North Pennines Stargazing Week
28 October 2020
We can’t do our usual Wild Wednesday, but we do have some self-guided activities at Bowlees Visitor Centre, available all week until Sunday. They are all on a night sky and nocturnal wildlife theme, part of North Pennines Stargazing Week 2020.
Why not try the Moon Trail while you’re at the visitor centre? If you can’t come to Bowlees, you could play the constellation game at home in your garden or on a walk, and on a rainy day, try making the pinwheel galaxy.
Nocturnal Hide and Seek
Creatures which are out and about mainly at night are ‘nocturnal’. Ones which are out during the daylight are ‘diurnal’. If they are out and about mainly at at the very beginning and end of the day, at dawn or dusk, they are called ‘crepuscular’ Around the disused quarry at Bowlees there are painted stones of creatures found in the North Pennines AONB.
Can you find the hidden stones?
Can you sort them into nocturnal, diurnal and crepuscular creatures?
Pick up a sheet to fill in your answers at the visitor centre. Available during opening hours (10am to 4pm) from 24 October to 1 November. Free activity.
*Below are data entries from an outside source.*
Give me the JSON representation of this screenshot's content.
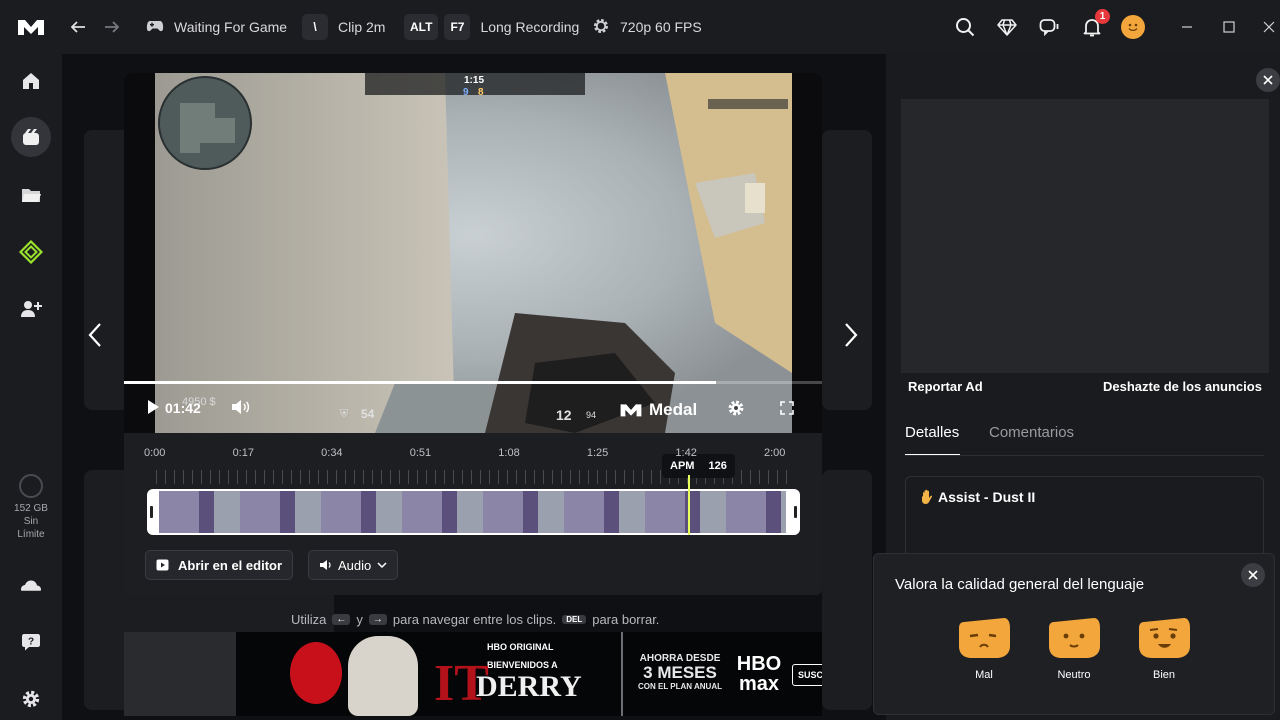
{
  "topbar": {
    "status_label": "Waiting For Game",
    "clip_key": "\\",
    "clip_label": "Clip 2m",
    "recording_key_1": "ALT",
    "recording_key_2": "F7",
    "recording_label": "Long Recording",
    "quality_label": "720p 60 FPS",
    "notification_count": "1"
  },
  "sidebar": {
    "storage_size": "152 GB",
    "storage_limit_line1": "Sin",
    "storage_limit_line2": "Límite"
  },
  "player": {
    "time_current": "01:42",
    "brand": "Medal",
    "game_hud": {
      "round_time": "1:15",
      "score_left": "9",
      "score_right": "8",
      "health": "54",
      "money": "4950 $",
      "ammo": "12",
      "ammo_reserve": "94"
    }
  },
  "timeline": {
    "ticks": [
      "0:00",
      "0:17",
      "0:34",
      "0:51",
      "1:08",
      "1:25",
      "1:42",
      "2:00"
    ],
    "tooltip_label": "APM",
    "tooltip_value": "126"
  },
  "actions": {
    "open_editor": "Abrir en el editor",
    "audio": "Audio"
  },
  "hint": {
    "prefix": "Utiliza",
    "key_left": "←",
    "conj": "y",
    "key_right": "→",
    "middle": "para navegar entre los clips.",
    "key_del": "DEL",
    "suffix": "para borrar."
  },
  "ad_banner": {
    "line1": "HBO ORIGINAL",
    "line2": "BIENVENIDOS A",
    "title": "DERRY",
    "offer1": "AHORRA DESDE",
    "offer2": "3 MESES",
    "offer3": "CON EL PLAN ANUAL",
    "brand1": "HBO",
    "brand2": "max",
    "cta": "SUSC"
  },
  "right_panel": {
    "report_ad": "Reportar Ad",
    "remove_ads": "Deshazte de los anuncios",
    "tab_details": "Detalles",
    "tab_comments": "Comentarios",
    "clip_title": "Assist - Dust II"
  },
  "rating": {
    "question": "Valora la calidad general del lenguaje",
    "options": [
      "Mal",
      "Neutro",
      "Bien"
    ]
  },
  "colors": {
    "accent_green": "#9be22d",
    "face_orange": "#f2a63c",
    "tooltip_bg": "#101114"
  }
}
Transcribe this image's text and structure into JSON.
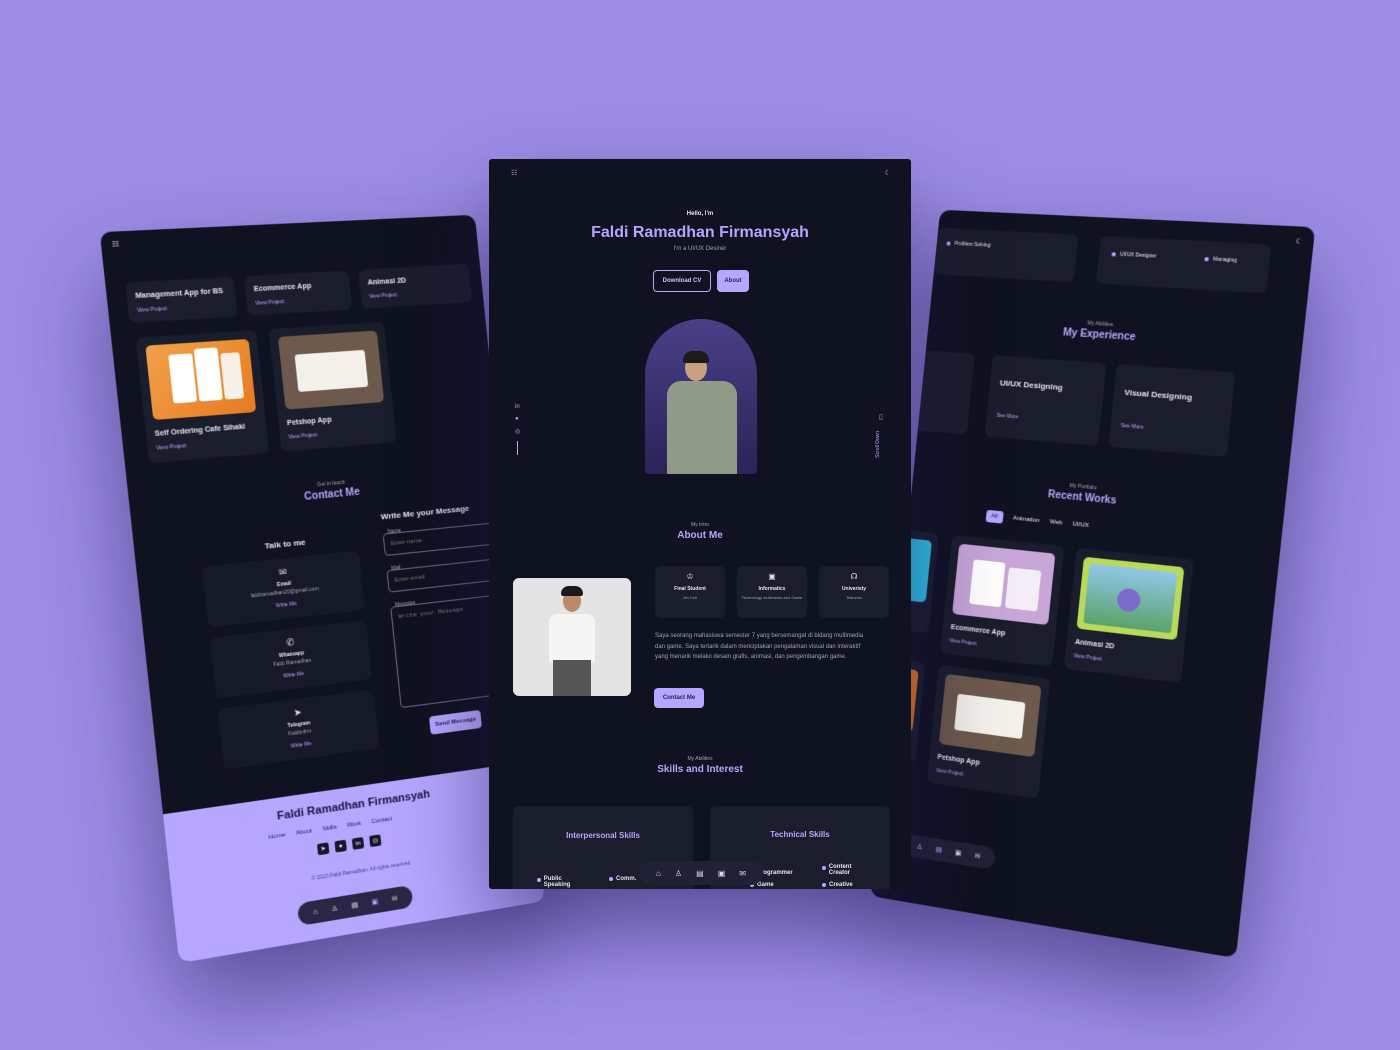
{
  "center": {
    "hello": "Hello, I'm",
    "name": "Faldi Ramadhan Firmansyah",
    "role": "I'm a UI/UX Desiner",
    "download_cv": "Download CV",
    "about_btn": "About",
    "scroll_down": "Scroll Down",
    "about_sub": "My Intro",
    "about_title": "About Me",
    "info_cards": [
      {
        "title": "Final Student",
        "desc": "4th Coll"
      },
      {
        "title": "Informatics",
        "desc": "Technology multimedia and Game"
      },
      {
        "title": "Univeristy",
        "desc": "Telkomsi"
      }
    ],
    "about_text": "Saya seorang mahasiswa semester 7 yang bersemangat di bidang multimedia dan game. Saya tertarik dalam menciptakan pengalaman visual dan interaktif yang menarik melalui desain grafis, animasi, dan pengembangan game.",
    "contact_me": "Contact Me",
    "skills_sub": "My Abilities",
    "skills_title": "Skills and Interest",
    "interpersonal_title": "Interpersonal Skills",
    "technical_title": "Technical Skills",
    "interpersonal_items": [
      "Public Speaking",
      "Comm."
    ],
    "technical_items": [
      "Programmer",
      "Game",
      "Content Creator",
      "Creative"
    ]
  },
  "left": {
    "projects_top": [
      {
        "title": "Management App for BS",
        "link": "View Project"
      },
      {
        "title": "Ecommerce App",
        "link": "View Project"
      },
      {
        "title": "Animasi 2D",
        "link": "View Project"
      }
    ],
    "projects_mid": [
      {
        "title": "Self Ordering Cafe Sihaki",
        "link": "View Project"
      },
      {
        "title": "Petshop App",
        "link": "View Project"
      }
    ],
    "contact_sub": "Get in touch",
    "contact_title": "Contact Me",
    "talk_title": "Talk to me",
    "write_title": "Write Me your Message",
    "contacts": [
      {
        "label": "Email",
        "value": "faldiramadhan20@gmail.com",
        "link": "Write Me"
      },
      {
        "label": "Whatsapp",
        "value": "Faldi Ramadhan",
        "link": "Write Me"
      },
      {
        "label": "Telegram",
        "value": "Faldimfrm",
        "link": "Write Me"
      }
    ],
    "name_label": "Name",
    "name_placeholder": "Enter name",
    "email_label": "Mail",
    "email_placeholder": "Enter email",
    "message_label": "Message",
    "message_placeholder": "Write your Message",
    "send_btn": "Send Message",
    "footer_name": "Faldi Ramadhan Firmansyah",
    "footer_links": [
      "Home",
      "About",
      "Skills",
      "Work",
      "Contact"
    ],
    "copyright": "© 2023 Faldi Ramadhan. All rights reserved"
  },
  "right": {
    "top_items": [
      "Problem Solving",
      "UI/UX Designer",
      "Managing"
    ],
    "exp_sub": "My Abilities",
    "exp_title": "My Experience",
    "exp_cards": [
      {
        "title": "UI/UX Designing",
        "link": "See More"
      },
      {
        "title": "Visual Designing",
        "link": "See More"
      }
    ],
    "works_sub": "My Portfolio",
    "works_title": "Recent Works",
    "filters": [
      "All",
      "Animation",
      "Web",
      "UI/UX"
    ],
    "works": [
      {
        "title": "Ecommerce App",
        "link": "View Project"
      },
      {
        "title": "Animasi 2D",
        "link": "View Project"
      },
      {
        "title": "Petshop App",
        "link": "View Project"
      }
    ]
  },
  "colors": {
    "bg": "#9f8ee8",
    "screen": "#0f1220",
    "card": "#1a1d2b",
    "accent": "#b6a6ff"
  }
}
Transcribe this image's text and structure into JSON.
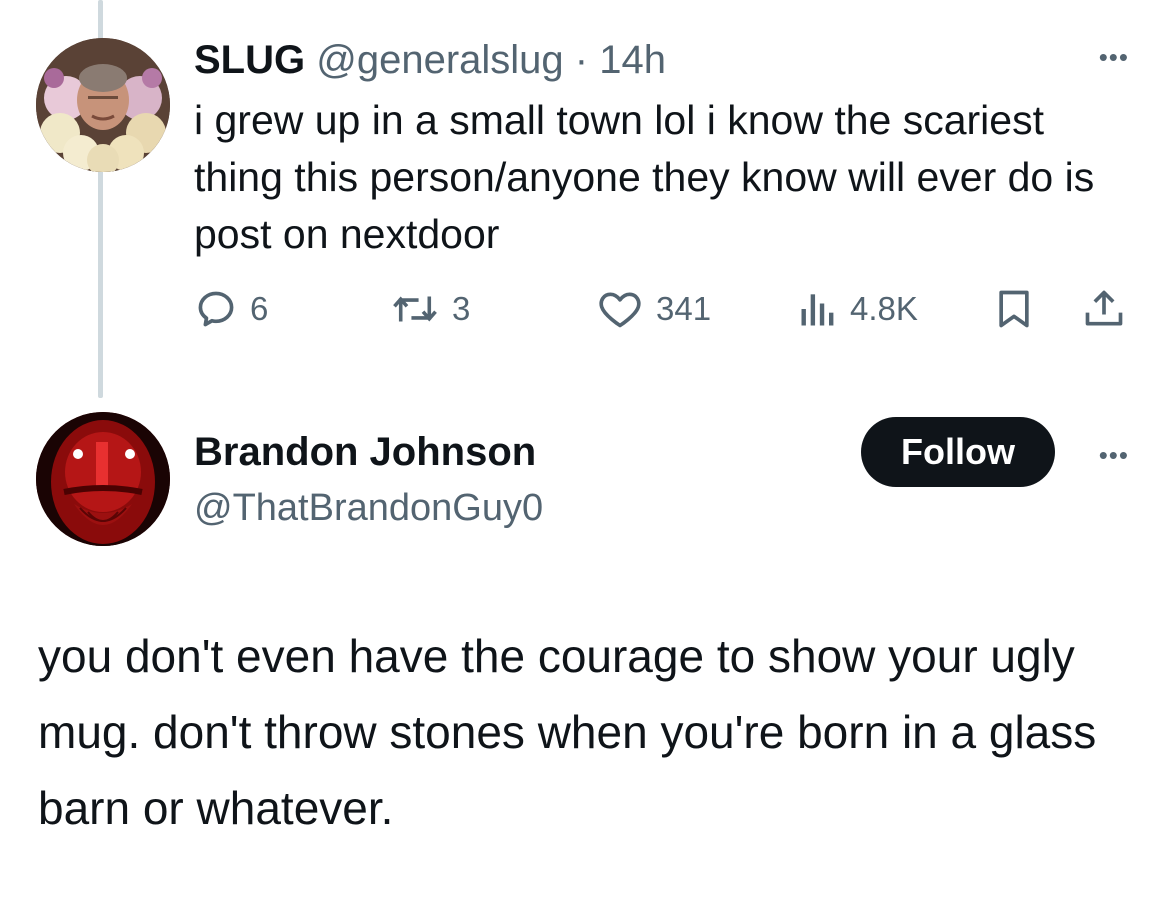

At home: make a pinwheel galaxy
Stars are a huge ball of gas held together by gravity. The central core of a star is extremely hot and produces energy. Some of this energy is released as visible light, which makes the star glow. Stars come in different sizes, colours, and temperatures. Our Sun, the centre of our solar system, is a yellow star of average temperature and size.
A constellation is a group of visible stars that form a pattern when viewed from Earth. The pattern they form may take the shape of an animal, a mythological creature, a man, a woman, or an inanimate object such as a microscope, a compass, or a crown. The sky was divided up into 88 different constellations in 1922. This included 48 ancient constellations listed by the Greek astronomer Ptolemy as well as 40 new constellations.
A galaxy is a huge collection of gas, dust and billions of stars. They are held together by gravity and can be spiral (look like pinwheels), elliptical (smooth and shaped like oval) or irregular (odd shapes)
Download the instructions (from the right hand menu) to make your own pinwheel galaxy that can be blown like a windmill. Activity devised and published by NASA.
We can see different constellations from Bowlees when the sky is clear. Have a look at the stargazing panel in the car park for information on which you can see at different times of the year.
- Choose the constellation you want to create from the cards on the trees or make up your own and give it a name.
- Clear a space on the ground so that your constellation can be seen.
- Create your constellation using colourful fallen autumn leaves, sticks, rocks or any other natural material that isn’t attached to anything else.
If you can’t get to Bowlees this week, we’ve included the constellations below so you can do this activity at home. Why not take a photo of your finished constellation and send it to us at firstname.lastname@example.org